YOUR OBJECTIVE:
Set down the line containing "Extract the structured" and every line that follows it in the listing below, exactly as written and with nothing added.

Start of Block

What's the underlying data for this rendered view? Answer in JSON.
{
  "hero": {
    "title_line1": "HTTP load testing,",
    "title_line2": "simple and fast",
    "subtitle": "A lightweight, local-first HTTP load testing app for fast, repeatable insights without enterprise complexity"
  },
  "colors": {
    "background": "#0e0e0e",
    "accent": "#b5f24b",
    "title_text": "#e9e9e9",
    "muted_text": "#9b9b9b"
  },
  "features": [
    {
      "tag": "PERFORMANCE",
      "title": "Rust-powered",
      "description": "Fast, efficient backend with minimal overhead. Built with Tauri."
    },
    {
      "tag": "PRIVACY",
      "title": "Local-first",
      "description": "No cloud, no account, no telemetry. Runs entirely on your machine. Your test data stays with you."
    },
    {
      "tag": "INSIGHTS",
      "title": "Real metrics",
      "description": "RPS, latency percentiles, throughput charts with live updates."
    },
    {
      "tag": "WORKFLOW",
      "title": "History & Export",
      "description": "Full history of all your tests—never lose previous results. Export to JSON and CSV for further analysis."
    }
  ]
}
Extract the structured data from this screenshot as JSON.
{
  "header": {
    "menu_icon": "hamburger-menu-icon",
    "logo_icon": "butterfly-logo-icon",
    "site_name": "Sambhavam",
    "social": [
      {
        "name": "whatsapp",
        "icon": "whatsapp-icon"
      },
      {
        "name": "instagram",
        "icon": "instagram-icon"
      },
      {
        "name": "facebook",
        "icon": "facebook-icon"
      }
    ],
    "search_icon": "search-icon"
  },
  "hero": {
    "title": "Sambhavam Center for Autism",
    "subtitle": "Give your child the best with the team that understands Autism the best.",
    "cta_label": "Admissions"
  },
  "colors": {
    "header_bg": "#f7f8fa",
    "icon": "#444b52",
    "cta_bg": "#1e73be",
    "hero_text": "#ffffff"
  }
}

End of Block

ANSWER BOX:
Extract the structured data from this screenshot as JSON.
{
  "header": {
    "menu_icon": "hamburger-menu-icon",
    "logo_icon": "butterfly-logo-icon",
    "site_name": "Sambhavam",
    "social": [
      {
        "name": "whatsapp",
        "icon": "whatsapp-icon"
      },
      {
        "name": "instagram",
        "icon": "instagram-icon"
      },
      {
        "name": "facebook",
        "icon": "facebook-icon"
      }
    ],
    "search_icon": "search-icon"
  },
  "hero": {
    "title": "Sambhavam Center for Autism",
    "subtitle": "Give your child the best with the team that understands Autism the best.",
    "cta_label": "Admissions"
  },
  "colors": {
    "header_bg": "#f7f8fa",
    "icon": "#444b52",
    "cta_bg": "#1e73be",
    "hero_text": "#ffffff"
  }
}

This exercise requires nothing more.